Provided data

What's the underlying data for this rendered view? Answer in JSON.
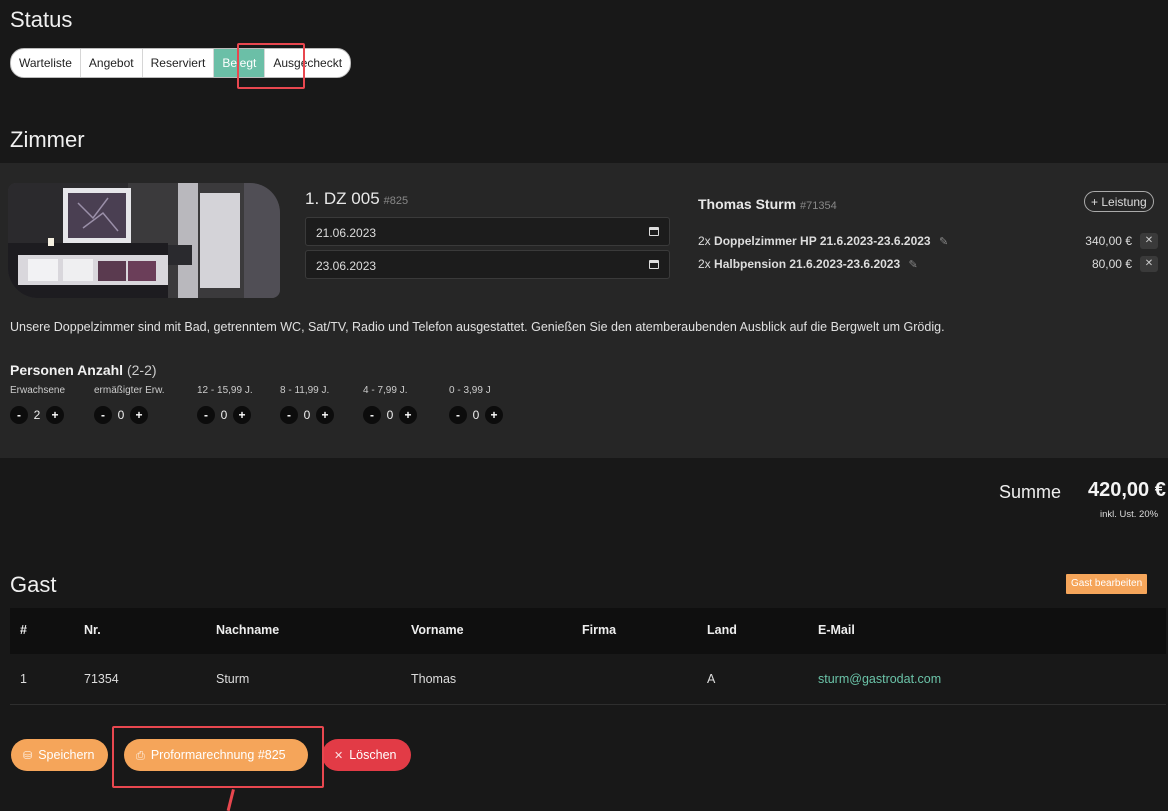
{
  "status": {
    "title": "Status",
    "segments": [
      "Warteliste",
      "Angebot",
      "Reserviert",
      "Belegt",
      "Ausgecheckt"
    ],
    "active": "Belegt",
    "accent": "#6bbfa7"
  },
  "zimmer": {
    "title": "Zimmer",
    "room_name": "1. DZ 005",
    "room_ref": "#825",
    "arrival": "21.06.2023",
    "departure": "23.06.2023",
    "guest_name": "Thomas Sturm",
    "guest_ref": "#71354",
    "add_service_label": "+ Leistung",
    "services": [
      {
        "qty": "2x",
        "title": "Doppelzimmer HP 21.6.2023-23.6.2023",
        "price": "340,00 €"
      },
      {
        "qty": "2x",
        "title": "Halbpension 21.6.2023-23.6.2023",
        "price": "80,00 €"
      }
    ],
    "description": "Unsere Doppelzimmer sind mit Bad, getrenntem WC, Sat/TV, Radio und Telefon ausgestattet. Genießen Sie den atemberaubenden Ausblick auf die Bergwelt um Grödig.",
    "persons_title": "Personen Anzahl",
    "persons_range": "(2-2)",
    "age_groups": [
      {
        "label": "Erwachsene",
        "count": "2"
      },
      {
        "label": "ermäßigter Erw.",
        "count": "0"
      },
      {
        "label": "12 - 15,99 J.",
        "count": "0"
      },
      {
        "label": "8 - 11,99 J.",
        "count": "0"
      },
      {
        "label": "4 - 7,99 J.",
        "count": "0"
      },
      {
        "label": "0 - 3,99 J",
        "count": "0"
      }
    ]
  },
  "summary": {
    "label": "Summe",
    "value": "420,00 €",
    "note": "inkl. Ust. 20%"
  },
  "gast": {
    "title": "Gast",
    "edit_label": "Gast bearbeiten",
    "columns": [
      "#",
      "Nr.",
      "Nachname",
      "Vorname",
      "Firma",
      "Land",
      "E-Mail"
    ],
    "rows": [
      {
        "idx": "1",
        "nr": "71354",
        "nachname": "Sturm",
        "vorname": "Thomas",
        "firma": "",
        "land": "A",
        "email": "sturm@gastrodat.com"
      }
    ]
  },
  "actions": {
    "save_label": "Speichern",
    "proforma_label": "Proformarechnung #825",
    "delete_label": "Löschen"
  },
  "colors": {
    "background": "#181818",
    "panel": "#262626",
    "orange": "#f5a55a",
    "red": "#e23b46",
    "highlight": "#e8474f",
    "email": "#6bc3a8"
  }
}
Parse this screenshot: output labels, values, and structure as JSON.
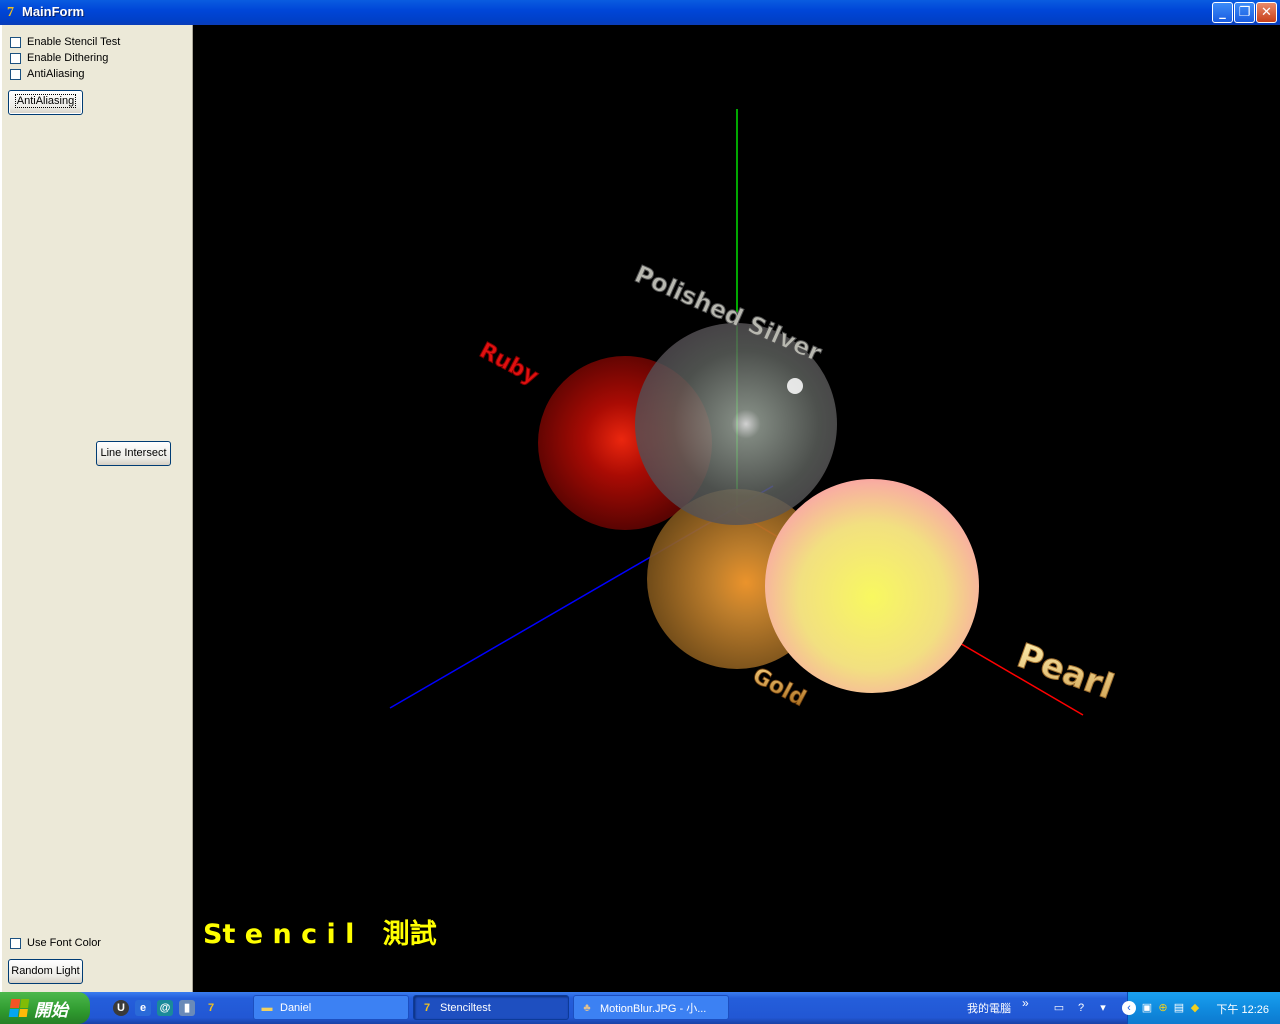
{
  "window": {
    "title": "MainForm",
    "app_icon_glyph": "7"
  },
  "controls": {
    "stencil_test_label": "Enable Stencil Test",
    "dithering_label": "Enable Dithering",
    "antialiasing_check_label": "AntiAliasing",
    "antialiasing_button": "AntiAliasing",
    "line_intersect_button": "Line Intersect",
    "use_font_color_label": "Use Font  Color",
    "random_light_button": "Random Light"
  },
  "scene": {
    "overlay_text": "St e n c i l   測試",
    "labels": {
      "red": "Ruby",
      "silver": "Polished Silver",
      "gold": "Gold",
      "pearl": "Pearl"
    },
    "colors": {
      "x_axis": "#ff0000",
      "y_axis": "#00ff00",
      "z_axis": "#0000ff",
      "overlay": "#ffff00"
    }
  },
  "taskbar": {
    "start_label": "開始",
    "tasks": [
      {
        "label": "Daniel",
        "icon": "folder-icon"
      },
      {
        "label": "Stenciltest",
        "icon": "delphi-icon"
      },
      {
        "label": "MotionBlur.JPG - 小...",
        "icon": "image-viewer-icon"
      }
    ],
    "my_computer_label": "我的電腦",
    "clock": "下午 12:26"
  }
}
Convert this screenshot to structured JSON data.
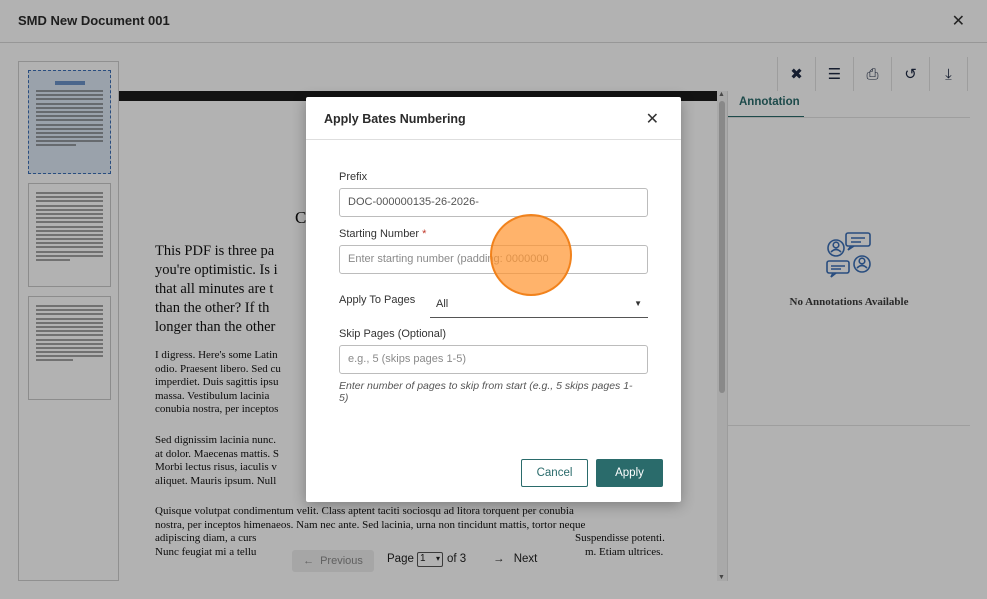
{
  "window": {
    "title": "SMD New Document 001"
  },
  "document": {
    "heading": "C",
    "big_lines": [
      "This PDF is three pa",
      "you're optimistic. Is i",
      "that all minutes are t",
      "than the other? If th",
      "longer than the other"
    ],
    "para1": [
      "I digress. Here's some Latin",
      "odio. Praesent libero. Sed cu",
      "imperdiet. Duis sagittis ipsu",
      "massa. Vestibulum lacinia",
      "conubia nostra, per inceptos"
    ],
    "para2": [
      "Sed dignissim lacinia nunc.",
      "at dolor. Maecenas mattis. S",
      "Morbi lectus risus, iaculis v",
      "aliquet. Mauris ipsum. Null"
    ],
    "para3": [
      "Quisque volutpat condimentum velit. Class aptent taciti sociosqu ad litora torquent per conubia",
      "nostra, per inceptos himenaeos. Nam nec ante. Sed lacinia, urna non tincidunt mattis, tortor neque",
      "adipiscing diam, a curs",
      "Nunc feugiat mi a tellu"
    ],
    "para3_tail": [
      "Suspendisse potenti.",
      "m. Etiam ultrices."
    ]
  },
  "toolbar": {
    "icons": [
      "tools-icon",
      "list-icon",
      "print-icon",
      "history-icon",
      "download-icon"
    ]
  },
  "annotation_panel": {
    "tab_label": "Annotation",
    "empty_text": "No Annotations Available"
  },
  "pager": {
    "previous": "Previous",
    "page_label": "Page",
    "current_page": "1",
    "of_label": "of 3",
    "next": "Next"
  },
  "modal": {
    "title": "Apply Bates Numbering",
    "prefix": {
      "label": "Prefix",
      "value": "DOC-000000135-26-2026-"
    },
    "starting_number": {
      "label": "Starting Number",
      "required_mark": "*",
      "placeholder": "Enter starting number (padding: 0000000"
    },
    "apply_to_pages": {
      "label": "Apply To Pages",
      "value": "All"
    },
    "skip_pages": {
      "label": "Skip Pages (Optional)",
      "placeholder": "e.g., 5 (skips pages 1-5)"
    },
    "hint": "Enter number of pages to skip from start (e.g., 5 skips pages 1-5)",
    "cancel": "Cancel",
    "apply": "Apply"
  },
  "colors": {
    "accent": "#2a6b6b",
    "required": "#c0392b",
    "cursor": "#ff9632"
  }
}
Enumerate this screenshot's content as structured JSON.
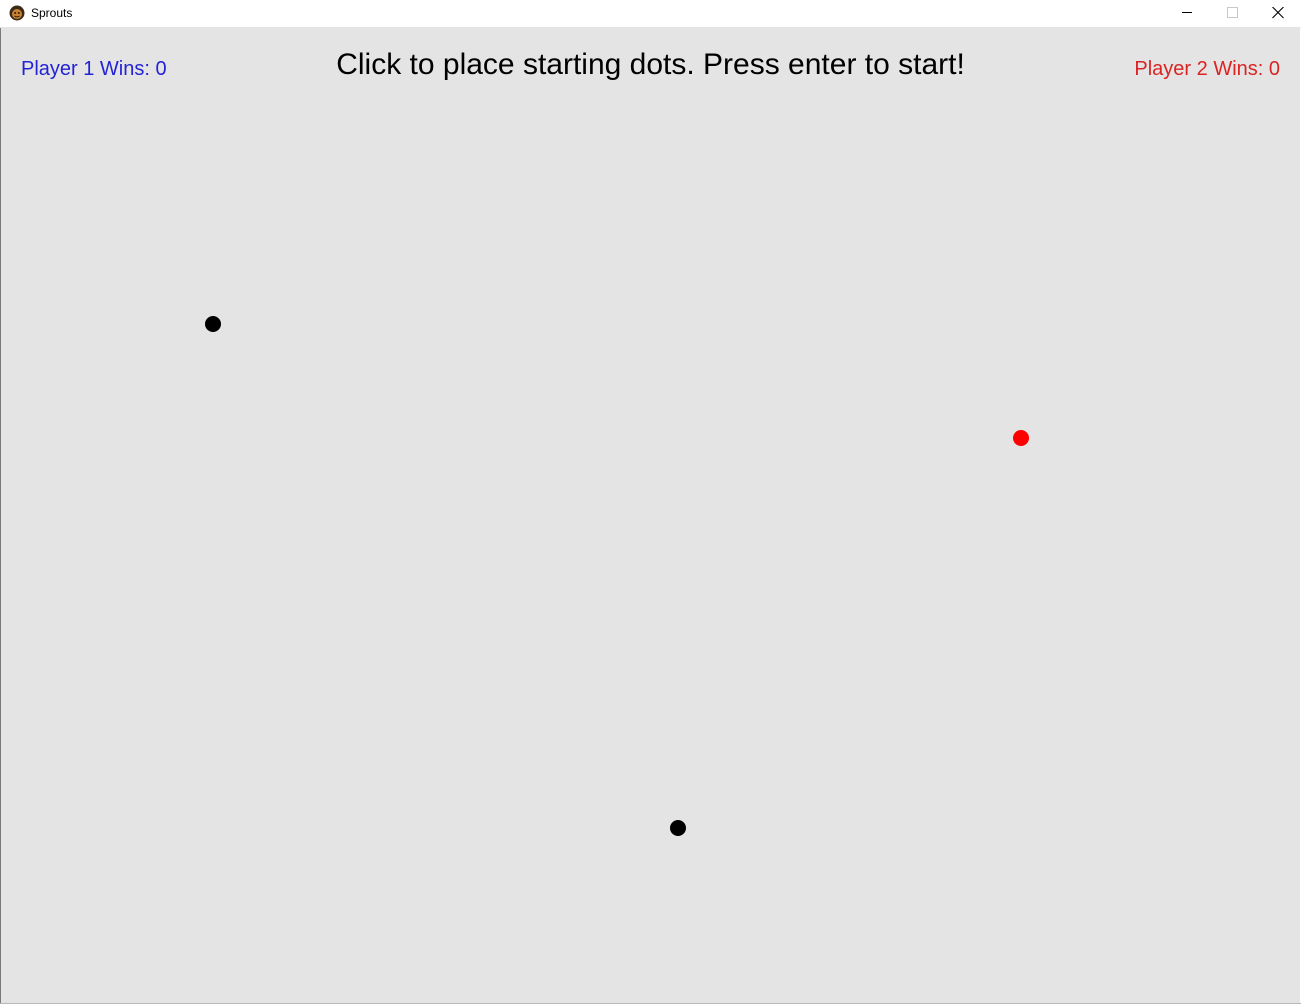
{
  "window": {
    "title": "Sprouts",
    "app_icon": "sprouts-app-icon",
    "controls": [
      "minimize-icon",
      "maximize-icon",
      "close-icon"
    ]
  },
  "hud": {
    "player1_score": "Player 1 Wins: 0",
    "player2_score": "Player 2 Wins: 0",
    "instruction": "Click to place starting dots. Press enter to start!"
  },
  "colors": {
    "player1": "#2323d6",
    "player2": "#dc2323",
    "board_background": "#e4e4e4",
    "dot_default": "#000000",
    "dot_selected": "#ff0000"
  },
  "dots": [
    {
      "color": "#000000",
      "state": "placed"
    },
    {
      "color": "#ff0000",
      "state": "selected"
    },
    {
      "color": "#000000",
      "state": "placed"
    }
  ]
}
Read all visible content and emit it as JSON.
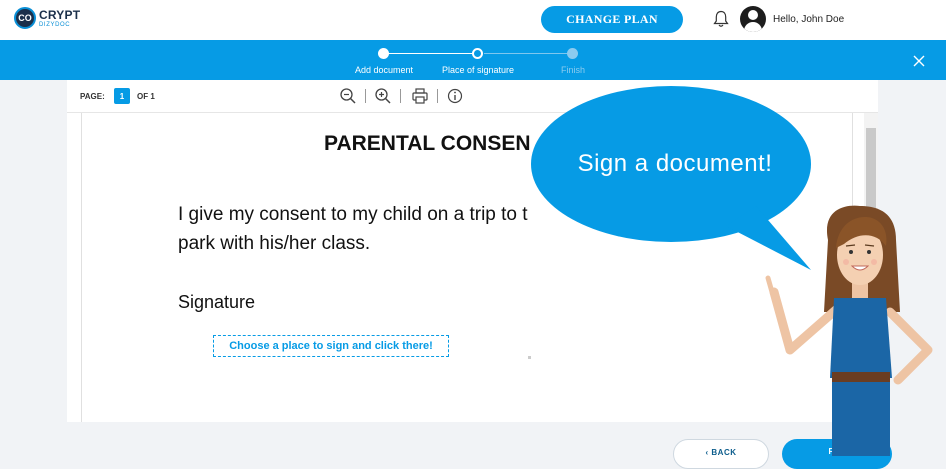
{
  "header": {
    "logo_word": "CRYPT",
    "logo_sub": "DIZYDOC",
    "logo_badge": "CO",
    "change_plan_label": "CHANGE PLAN",
    "greeting": "Hello, John Doe"
  },
  "steps": [
    {
      "label": "Add document",
      "state": "done"
    },
    {
      "label": "Place of signature",
      "state": "current"
    },
    {
      "label": "Finish",
      "state": "upcoming"
    }
  ],
  "toolbar": {
    "page_label": "PAGE:",
    "page_current": "1",
    "page_of": "OF 1",
    "tools": [
      "zoom-out-icon",
      "zoom-in-icon",
      "print-icon",
      "info-icon"
    ]
  },
  "document": {
    "title": "PARENTAL CONSEN",
    "body_line1": "I give my consent to my child on a trip to t",
    "body_line2": "park with his/her class.",
    "signature_label": "Signature",
    "sign_placeholder": "Choose a place to sign and click there!"
  },
  "footer": {
    "back_label": "‹ BACK",
    "finish_label": "FINI"
  },
  "overlay": {
    "bubble_text": "Sign a document!"
  },
  "colors": {
    "accent": "#069be5",
    "bubble": "#069be5",
    "dark": "#1b2f4a"
  }
}
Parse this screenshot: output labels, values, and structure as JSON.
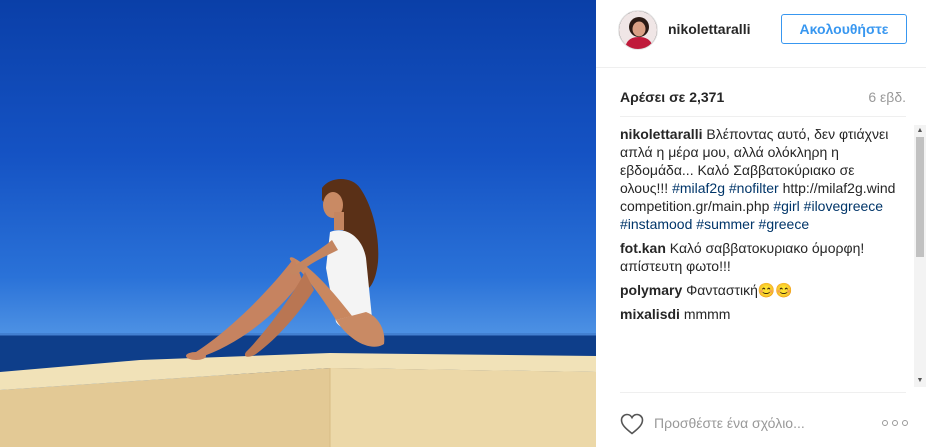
{
  "post": {
    "username": "nikolettaralli",
    "follow_label": "Ακολουθήστε",
    "likes": "Αρέσει σε 2,371",
    "time_ago": "6 εβδ."
  },
  "comments": {
    "caption": {
      "user": "nikolettaralli",
      "text": "Βλέποντας αυτό, δεν φτιάχνει απλά η μέρα μου, αλλά ολόκληρη η εβδομάδα... Καλό Σαββατοκύριακο σε ολους!!!",
      "tag1": "#milaf2g",
      "tag2": "#nofilter",
      "url": "http://milaf2g.windcompetition.gr/main.php",
      "tag3": "#girl",
      "tag4": "#ilovegreece",
      "tag5": "#instamood",
      "tag6": "#summer",
      "tag7": "#greece"
    },
    "c1": {
      "user": "fot.kan",
      "text": "Καλό σαββατοκυριακο όμορφη! απίστευτη φωτο!!!"
    },
    "c2": {
      "user": "polymary",
      "text": "Φανταστική😊😊"
    },
    "c3": {
      "user": "mixalisdi",
      "text": "mmmm"
    }
  },
  "footer": {
    "comment_placeholder": "Προσθέστε ένα σχόλιο..."
  },
  "icons": {
    "heart": "heart-outline-icon",
    "more": "more-options-icon",
    "scroll_up": "arrow-up-icon",
    "scroll_down": "arrow-down-icon"
  },
  "colors": {
    "accent": "#3897f0",
    "hashtag": "#003569",
    "muted": "#999999",
    "sky": "#1553c4",
    "sea": "#0e3e8a",
    "wall": "#eedcae"
  }
}
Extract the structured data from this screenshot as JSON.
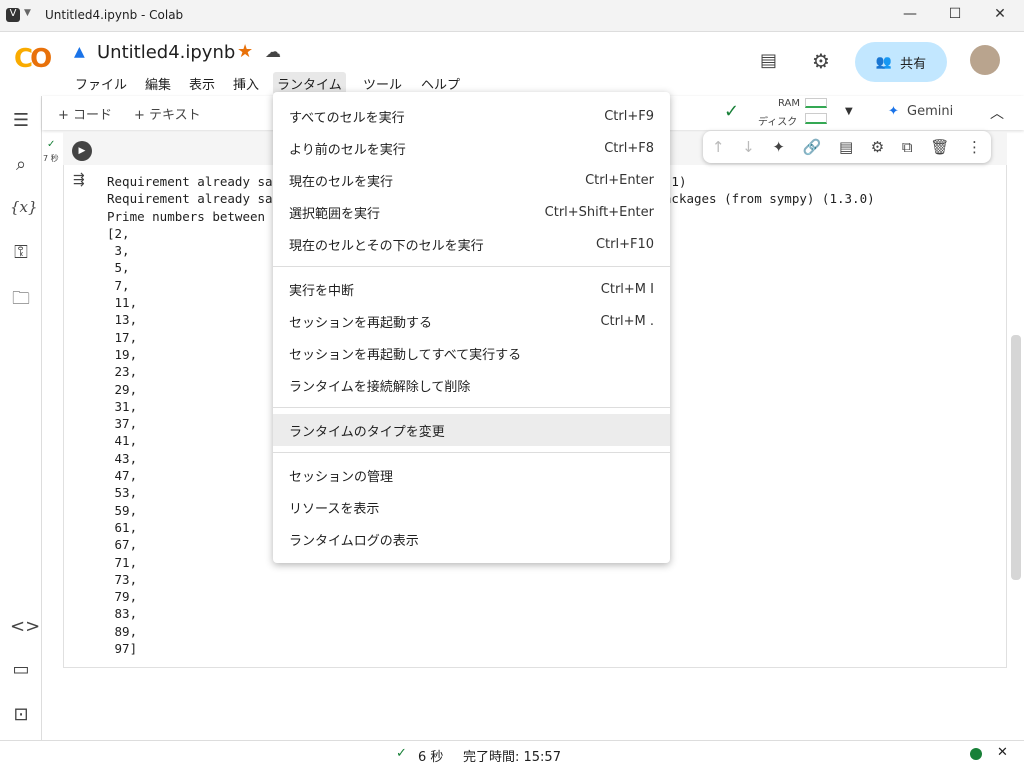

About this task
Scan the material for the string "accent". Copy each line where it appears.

Answer box
    "accent": "#6bbfa7"
    "accent": "#2a6b6b",
    "accent": "#069be5",
    "accent": "#3897f0",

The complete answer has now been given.